The evil actions motivated by his ambition seem to trap him in a cycle of increasing evil, as Macbeth himself recognises: Pasternak argues that "neither Macbeth or Raskolnikov is a born criminal or a villain by nature. They are turned into criminals by faulty rationalizations, by deductions from false premises. Please help improve this section by adding citations to reliable sources. Unsourced material may be challenged and removed.

February Learn how and when to remove this template message The disastrous consequences of Macbeth's ambition are not limited to him. Almost from the moment of the murder, the play depicts Scotland as a land shaken by inversions of the natural order. Shakespeare may have intended a reference to the great chain of beingalthough the play's images of disorder are mostly not specific enough to support detailed intellectual readings. He may also have intended an elaborate compliment to James's belief in the divine right of kingsalthough this hypothesis, outlined at greatest length by Henry N.

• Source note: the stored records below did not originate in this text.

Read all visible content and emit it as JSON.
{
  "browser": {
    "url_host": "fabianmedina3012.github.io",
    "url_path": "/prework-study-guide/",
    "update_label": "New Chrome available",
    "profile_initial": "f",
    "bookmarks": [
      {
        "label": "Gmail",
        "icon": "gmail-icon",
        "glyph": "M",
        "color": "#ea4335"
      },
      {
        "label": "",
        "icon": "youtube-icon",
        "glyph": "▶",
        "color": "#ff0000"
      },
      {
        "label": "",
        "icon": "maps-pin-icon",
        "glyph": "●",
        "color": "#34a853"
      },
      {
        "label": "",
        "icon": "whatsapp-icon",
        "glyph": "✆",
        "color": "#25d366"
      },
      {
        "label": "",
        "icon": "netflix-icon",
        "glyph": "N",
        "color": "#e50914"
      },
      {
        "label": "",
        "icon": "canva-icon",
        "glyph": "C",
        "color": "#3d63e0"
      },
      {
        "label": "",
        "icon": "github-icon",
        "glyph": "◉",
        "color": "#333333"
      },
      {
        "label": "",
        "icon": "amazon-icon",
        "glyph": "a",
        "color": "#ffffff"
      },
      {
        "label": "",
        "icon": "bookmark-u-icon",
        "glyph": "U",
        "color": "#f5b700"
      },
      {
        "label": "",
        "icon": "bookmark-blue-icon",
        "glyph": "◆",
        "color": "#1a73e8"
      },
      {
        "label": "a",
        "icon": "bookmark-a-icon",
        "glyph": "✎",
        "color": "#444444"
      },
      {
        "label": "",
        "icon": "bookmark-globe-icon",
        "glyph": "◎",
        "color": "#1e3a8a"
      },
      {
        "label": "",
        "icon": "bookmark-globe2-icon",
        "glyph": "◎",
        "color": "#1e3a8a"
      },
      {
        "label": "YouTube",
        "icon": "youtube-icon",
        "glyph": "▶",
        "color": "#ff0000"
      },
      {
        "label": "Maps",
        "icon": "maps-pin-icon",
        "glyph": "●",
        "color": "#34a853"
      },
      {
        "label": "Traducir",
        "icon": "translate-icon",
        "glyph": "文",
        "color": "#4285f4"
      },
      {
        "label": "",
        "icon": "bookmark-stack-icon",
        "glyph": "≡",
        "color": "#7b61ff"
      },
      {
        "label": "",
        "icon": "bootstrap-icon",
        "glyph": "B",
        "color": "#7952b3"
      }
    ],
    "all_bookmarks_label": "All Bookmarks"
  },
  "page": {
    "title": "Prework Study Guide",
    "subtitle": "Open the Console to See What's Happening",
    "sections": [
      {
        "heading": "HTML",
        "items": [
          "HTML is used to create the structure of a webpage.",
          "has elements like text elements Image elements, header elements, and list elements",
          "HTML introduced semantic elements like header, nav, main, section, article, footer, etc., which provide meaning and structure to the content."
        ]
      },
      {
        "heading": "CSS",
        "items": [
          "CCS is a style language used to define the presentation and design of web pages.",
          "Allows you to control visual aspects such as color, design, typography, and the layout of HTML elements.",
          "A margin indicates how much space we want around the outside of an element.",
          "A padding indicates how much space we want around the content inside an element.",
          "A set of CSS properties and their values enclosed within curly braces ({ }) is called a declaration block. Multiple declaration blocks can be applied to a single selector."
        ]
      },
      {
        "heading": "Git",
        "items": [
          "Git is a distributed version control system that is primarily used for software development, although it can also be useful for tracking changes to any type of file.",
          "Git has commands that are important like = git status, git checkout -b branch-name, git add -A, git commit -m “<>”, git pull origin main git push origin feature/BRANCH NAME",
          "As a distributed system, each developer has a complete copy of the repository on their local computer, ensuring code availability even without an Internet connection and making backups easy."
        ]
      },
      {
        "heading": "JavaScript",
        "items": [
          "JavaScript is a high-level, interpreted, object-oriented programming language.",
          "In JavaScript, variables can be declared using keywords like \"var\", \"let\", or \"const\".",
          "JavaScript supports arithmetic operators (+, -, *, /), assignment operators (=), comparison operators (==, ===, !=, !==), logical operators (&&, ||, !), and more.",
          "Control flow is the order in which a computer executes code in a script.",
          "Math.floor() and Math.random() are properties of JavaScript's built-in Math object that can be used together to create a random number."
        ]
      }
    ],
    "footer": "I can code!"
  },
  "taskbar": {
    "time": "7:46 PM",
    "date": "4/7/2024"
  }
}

Paul, is not universally accepted. As in Julius Caesarthough, perturbations in the political sphere are echoed and even amplified by events in the material world. Among the most often depicted of the inversions of the natural order is sleep. Macbeth's announcement that he has "murdered sleep" is figuratively mirrored in Lady Macbeth's sleepwalking.

Macbeth's generally accepted indebtedness to medieval tragedy is often seen as significant in the play's treatment of moral order. Glynne Wickham connects the play, through the Porter, to a mystery play on the harrowing of hell. Howard Felperin argues that the play has a more complex attitude toward "orthodox Christian tragedy" than is often admitted; he sees a kinship between the play and the tyrant plays within the medieval liturgical drama. The theme of androgyny is often seen as a special aspect of the theme of disorder.

Inversion of normative gender roles is most famously associated with the witches and with Lady Macbeth as she appears in the first act. Whatever Shakespeare's degree of sympathy with such inversions, the play ends with a thorough return to normative gender values.

Some feminist psychoanalytic critics, such as Janet Adelman, have connected the play's treatment of gender roles to its larger theme of inverted natural order.

In this light, Macbeth is punished for his violation of the moral order by being removed from the cycles of nature which are figured as female ; nature itself as embodied in the movement of Birnam Wood is part of the restoration of moral order. As a poetic tragedy[ edit ] Critics in the early twentieth century reacted against what they saw as an excessive dependence on the study of character in criticism of the play.

This dependence, though most closely associated with Andrew Cecil Bradleyis clear as early as the time of Mary Cowden Clarkewho offered precise, if fanciful, accounts of the predramatic lives of Shakespeare's female leads.

She suggested, for instance, that the child Lady Macbeth refers to in the first act died during a foolish military action. During Shakespeare's day, witches were seen as worse than rebels, "the most notorious traytor and rebell that can be.

Much of the confusion that springs from them comes from their ability to straddle the play's borders between reality and the supernatural. They are so deeply entrenched in both worlds that it is unclear whether they control fate, or whether they are merely its agents. They defy logic, not being subject to the rules of the real world. Hover through the fog and filthy air" are often said to set the tone for the rest of the play by establishing a sense of confusion.

Indeed, the play is filled with situations where evil is depicted as good, while good is rendered evil. The line "Double, double toil and trouble," communicates the witches' intent clearly: While the witches do not tell Macbeth directly to kill King Duncan, they use a subtle form of temptation when they tell Macbeth that he is destined to be king.